Preliminary hearings have been held about once every two months for a week at a time, and even those sessions are frequently postponed. Proceedings were disrupted when defense lawyers said their documents went missing from a government computer, and again when they discovered that meeting rooms they used to consult with their clients had microphones in the ceiling disguised as smoke detectors.
In the latest setback, the Navy has begun investigating a complaint that lawyers working in court facilities on the base have been diagnosed with cancer.
Waterboarded 183 Times
Underlying the tensions is the legacy of the harsh measures used in the war on terror.
Army Colonel James Pohl, the military judge overseeing the case, granted a government request to limit the disclosure of classified information about “sources, methods and activities” used to fight terrorism.
Defense lawyers say that will muzzle their clients from testifying about their own experiences in custody. The CIA has acknowledged that Mohammed was waterboarded 183 times, according to government documents. The procedure that simulates drowning is widely considered a form of torture and was banned by Obama in January 2009.
In February, the judge abruptly recessed the first hearing in six months after some of the alleged Sept. 11 conspirators said they recognized a court linguist as a worker at a former CIA secret prison.
“The problem is I cannot trust him because he was working at the black site with the CIA, and we know him from there,” defendant Ramzi bin al Shibh, who’s accused of being a “key facilitator for the September 11 attacks,” told the court.
While Senator John McCain, a supporter of closing Guantanamo, defended the use of military tribunals for accused war criminals, he said the process “is a source of enormous frustration” that needs to be reviewed.
“Even a terrorist deserves a trial,” McCain, the Arizona Republican who heads the Senate Armed Services Committee, said in an interview.
The frustration is shared in the Pentagon, where an effort to prod Pohl to speed up the case backfired.
In January, Deputy Defense Secretary Robert Work signed an order that would have required Pohl and other military judges to live on the isolated Guantanamo base until their cases were completed instead of commuting occasionally.
A military judge overruled the order as an effort to exert “unlawful influence” over cases moving toward trial.
Changing of the Guard
Retired Marine Major General Vaughn Ary, who had recommended the order issued by Work, stepped down as the “convening authority” overseeing military tribunals at Guantanamo.
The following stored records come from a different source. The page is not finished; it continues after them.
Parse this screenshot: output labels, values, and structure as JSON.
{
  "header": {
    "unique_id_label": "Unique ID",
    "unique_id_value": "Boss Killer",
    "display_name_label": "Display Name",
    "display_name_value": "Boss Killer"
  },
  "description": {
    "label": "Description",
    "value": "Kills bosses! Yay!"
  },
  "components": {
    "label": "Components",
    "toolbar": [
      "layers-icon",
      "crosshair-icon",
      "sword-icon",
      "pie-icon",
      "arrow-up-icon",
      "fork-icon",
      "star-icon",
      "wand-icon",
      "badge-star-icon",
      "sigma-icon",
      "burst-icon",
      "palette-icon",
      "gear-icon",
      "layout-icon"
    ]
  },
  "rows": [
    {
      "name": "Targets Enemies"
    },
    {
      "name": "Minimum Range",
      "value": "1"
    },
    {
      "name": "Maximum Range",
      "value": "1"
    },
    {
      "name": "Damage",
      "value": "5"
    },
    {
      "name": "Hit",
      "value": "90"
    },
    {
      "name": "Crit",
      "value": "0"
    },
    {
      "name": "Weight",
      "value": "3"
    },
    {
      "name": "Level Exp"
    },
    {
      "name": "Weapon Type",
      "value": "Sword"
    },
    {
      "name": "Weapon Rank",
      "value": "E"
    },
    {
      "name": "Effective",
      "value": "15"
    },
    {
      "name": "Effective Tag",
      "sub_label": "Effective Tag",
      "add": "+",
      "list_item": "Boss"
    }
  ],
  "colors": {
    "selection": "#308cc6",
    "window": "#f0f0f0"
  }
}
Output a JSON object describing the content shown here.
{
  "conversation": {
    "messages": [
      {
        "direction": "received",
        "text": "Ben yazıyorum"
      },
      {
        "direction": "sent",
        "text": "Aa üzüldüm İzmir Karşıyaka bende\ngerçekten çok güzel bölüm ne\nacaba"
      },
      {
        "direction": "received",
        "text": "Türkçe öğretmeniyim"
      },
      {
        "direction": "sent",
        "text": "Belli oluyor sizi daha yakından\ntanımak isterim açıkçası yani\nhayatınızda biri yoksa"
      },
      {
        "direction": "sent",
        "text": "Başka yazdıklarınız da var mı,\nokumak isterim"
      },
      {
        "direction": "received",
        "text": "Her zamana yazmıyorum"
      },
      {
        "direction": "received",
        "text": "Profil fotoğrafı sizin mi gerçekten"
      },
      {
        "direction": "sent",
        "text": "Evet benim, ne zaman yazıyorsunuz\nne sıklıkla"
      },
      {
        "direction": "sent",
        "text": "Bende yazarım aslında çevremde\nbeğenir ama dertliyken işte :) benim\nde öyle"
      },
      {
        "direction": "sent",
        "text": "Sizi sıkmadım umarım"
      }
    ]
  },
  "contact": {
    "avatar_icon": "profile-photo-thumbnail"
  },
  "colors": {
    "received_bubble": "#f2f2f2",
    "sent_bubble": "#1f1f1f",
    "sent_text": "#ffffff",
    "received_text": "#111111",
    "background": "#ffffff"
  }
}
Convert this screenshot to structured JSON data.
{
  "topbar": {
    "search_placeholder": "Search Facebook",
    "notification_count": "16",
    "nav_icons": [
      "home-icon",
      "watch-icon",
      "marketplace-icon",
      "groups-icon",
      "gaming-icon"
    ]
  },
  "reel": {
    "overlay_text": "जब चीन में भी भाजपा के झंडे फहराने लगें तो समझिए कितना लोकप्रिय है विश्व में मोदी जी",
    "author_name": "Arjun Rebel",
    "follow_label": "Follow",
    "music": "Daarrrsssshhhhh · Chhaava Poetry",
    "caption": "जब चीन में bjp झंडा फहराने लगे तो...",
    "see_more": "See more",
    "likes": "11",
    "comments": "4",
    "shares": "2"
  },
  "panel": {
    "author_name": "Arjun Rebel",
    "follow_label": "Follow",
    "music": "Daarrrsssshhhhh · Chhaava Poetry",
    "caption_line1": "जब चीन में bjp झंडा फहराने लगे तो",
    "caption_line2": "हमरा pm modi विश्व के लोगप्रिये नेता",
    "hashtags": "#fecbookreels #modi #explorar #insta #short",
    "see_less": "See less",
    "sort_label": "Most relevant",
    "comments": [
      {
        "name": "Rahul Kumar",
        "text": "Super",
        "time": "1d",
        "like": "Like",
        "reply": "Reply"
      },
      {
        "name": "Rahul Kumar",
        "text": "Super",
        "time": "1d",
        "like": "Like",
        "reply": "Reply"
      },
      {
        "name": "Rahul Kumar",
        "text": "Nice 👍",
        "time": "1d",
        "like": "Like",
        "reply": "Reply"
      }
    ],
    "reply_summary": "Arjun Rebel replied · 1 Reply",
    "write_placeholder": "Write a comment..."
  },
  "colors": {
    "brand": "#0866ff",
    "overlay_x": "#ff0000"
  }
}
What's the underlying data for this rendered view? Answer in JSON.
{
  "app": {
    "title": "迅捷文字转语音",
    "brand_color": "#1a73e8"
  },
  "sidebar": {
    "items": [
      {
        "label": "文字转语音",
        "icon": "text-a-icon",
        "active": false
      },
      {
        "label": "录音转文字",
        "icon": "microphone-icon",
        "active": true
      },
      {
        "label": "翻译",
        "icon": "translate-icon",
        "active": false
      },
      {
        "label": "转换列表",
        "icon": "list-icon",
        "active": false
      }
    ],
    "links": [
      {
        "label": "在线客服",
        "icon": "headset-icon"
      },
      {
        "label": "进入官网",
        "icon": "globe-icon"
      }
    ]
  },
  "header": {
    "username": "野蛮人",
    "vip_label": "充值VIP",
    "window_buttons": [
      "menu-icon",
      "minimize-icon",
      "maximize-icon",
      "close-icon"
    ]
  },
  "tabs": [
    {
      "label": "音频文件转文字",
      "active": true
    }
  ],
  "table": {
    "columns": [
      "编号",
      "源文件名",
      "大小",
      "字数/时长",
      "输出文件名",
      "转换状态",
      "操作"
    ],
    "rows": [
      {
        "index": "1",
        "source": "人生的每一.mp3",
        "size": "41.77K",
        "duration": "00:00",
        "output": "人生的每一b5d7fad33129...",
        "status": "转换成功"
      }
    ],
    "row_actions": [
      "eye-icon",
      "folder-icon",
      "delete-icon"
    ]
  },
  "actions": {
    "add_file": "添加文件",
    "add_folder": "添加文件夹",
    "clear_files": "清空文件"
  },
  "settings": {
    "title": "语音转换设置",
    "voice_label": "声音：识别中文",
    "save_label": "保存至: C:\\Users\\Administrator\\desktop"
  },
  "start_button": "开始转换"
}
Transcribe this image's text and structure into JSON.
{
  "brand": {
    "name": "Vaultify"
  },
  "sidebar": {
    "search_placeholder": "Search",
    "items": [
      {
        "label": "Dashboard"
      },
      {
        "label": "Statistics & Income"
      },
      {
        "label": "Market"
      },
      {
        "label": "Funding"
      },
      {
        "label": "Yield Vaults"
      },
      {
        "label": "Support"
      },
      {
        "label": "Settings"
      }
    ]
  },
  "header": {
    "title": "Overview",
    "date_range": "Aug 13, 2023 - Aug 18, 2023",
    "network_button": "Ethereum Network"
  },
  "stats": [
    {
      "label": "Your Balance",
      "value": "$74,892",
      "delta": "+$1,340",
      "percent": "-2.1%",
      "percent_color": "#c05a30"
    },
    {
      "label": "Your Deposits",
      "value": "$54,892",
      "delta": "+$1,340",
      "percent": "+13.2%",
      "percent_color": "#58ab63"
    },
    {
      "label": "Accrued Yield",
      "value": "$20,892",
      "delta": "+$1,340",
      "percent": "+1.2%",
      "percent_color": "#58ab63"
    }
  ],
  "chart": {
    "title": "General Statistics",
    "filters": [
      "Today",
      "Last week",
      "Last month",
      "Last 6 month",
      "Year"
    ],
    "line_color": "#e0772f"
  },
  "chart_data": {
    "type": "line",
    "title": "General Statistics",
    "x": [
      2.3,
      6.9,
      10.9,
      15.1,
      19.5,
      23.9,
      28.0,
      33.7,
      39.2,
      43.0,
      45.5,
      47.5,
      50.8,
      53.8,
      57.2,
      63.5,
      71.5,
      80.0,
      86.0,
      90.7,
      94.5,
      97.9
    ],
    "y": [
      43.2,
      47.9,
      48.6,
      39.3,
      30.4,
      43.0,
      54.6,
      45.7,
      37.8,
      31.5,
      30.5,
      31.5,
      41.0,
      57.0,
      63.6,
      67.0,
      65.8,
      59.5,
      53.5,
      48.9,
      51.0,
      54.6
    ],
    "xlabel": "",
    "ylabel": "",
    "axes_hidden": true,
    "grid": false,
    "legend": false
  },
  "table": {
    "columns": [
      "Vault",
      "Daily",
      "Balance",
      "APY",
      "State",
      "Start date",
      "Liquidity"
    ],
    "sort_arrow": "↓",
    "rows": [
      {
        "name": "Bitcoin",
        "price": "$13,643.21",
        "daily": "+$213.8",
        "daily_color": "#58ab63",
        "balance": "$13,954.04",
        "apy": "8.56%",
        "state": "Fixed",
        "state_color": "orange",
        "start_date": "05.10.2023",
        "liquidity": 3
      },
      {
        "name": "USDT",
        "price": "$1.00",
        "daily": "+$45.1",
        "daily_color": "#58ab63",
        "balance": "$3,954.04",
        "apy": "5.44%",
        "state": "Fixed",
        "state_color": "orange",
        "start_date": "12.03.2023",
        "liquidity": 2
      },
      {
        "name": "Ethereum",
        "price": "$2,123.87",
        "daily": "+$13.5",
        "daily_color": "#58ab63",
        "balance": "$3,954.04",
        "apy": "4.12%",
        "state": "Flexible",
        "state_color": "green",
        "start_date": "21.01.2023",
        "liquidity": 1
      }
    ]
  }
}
Paul Oostburg Sanz, the Navy’s general counsel who replaced Ary, declined to answer questions about the military tribunal process because it concerns “matters pertaining to active litigation,” according to Henrietta Levin, a Pentagon spokeswoman who handles Guantanamo issues. Pohl, the judge in the Sept. 11 case, also has declined all interview requests, according to Levin.
“We couldn’t have screwed up the trial of these guys any more if we tried,” said Colby Vokey, a military attorney and retired Marine lieutenant colonel who represented a Canadian teenager who was held at Guantanamo on murder and terrorism charges. The defendant pleaded guilty to war crimes and was sent to Canada, where he was later released.
“For people looking for justice, I don’t think they’ll see it unless we try these cases in federal court,” Vokey said.
Fidell, the Yale legal scholar, agreed that the only viable solution is for Congress to allow the case to be tried in a U.S. federal district court.
While World War II military tribunals were hardly perfect, he said, “Expectations of fairness and what a criminal trial is supposed to look like have evolved dramatically since 1942. They had to invent a body of law, and it doesn’t work.”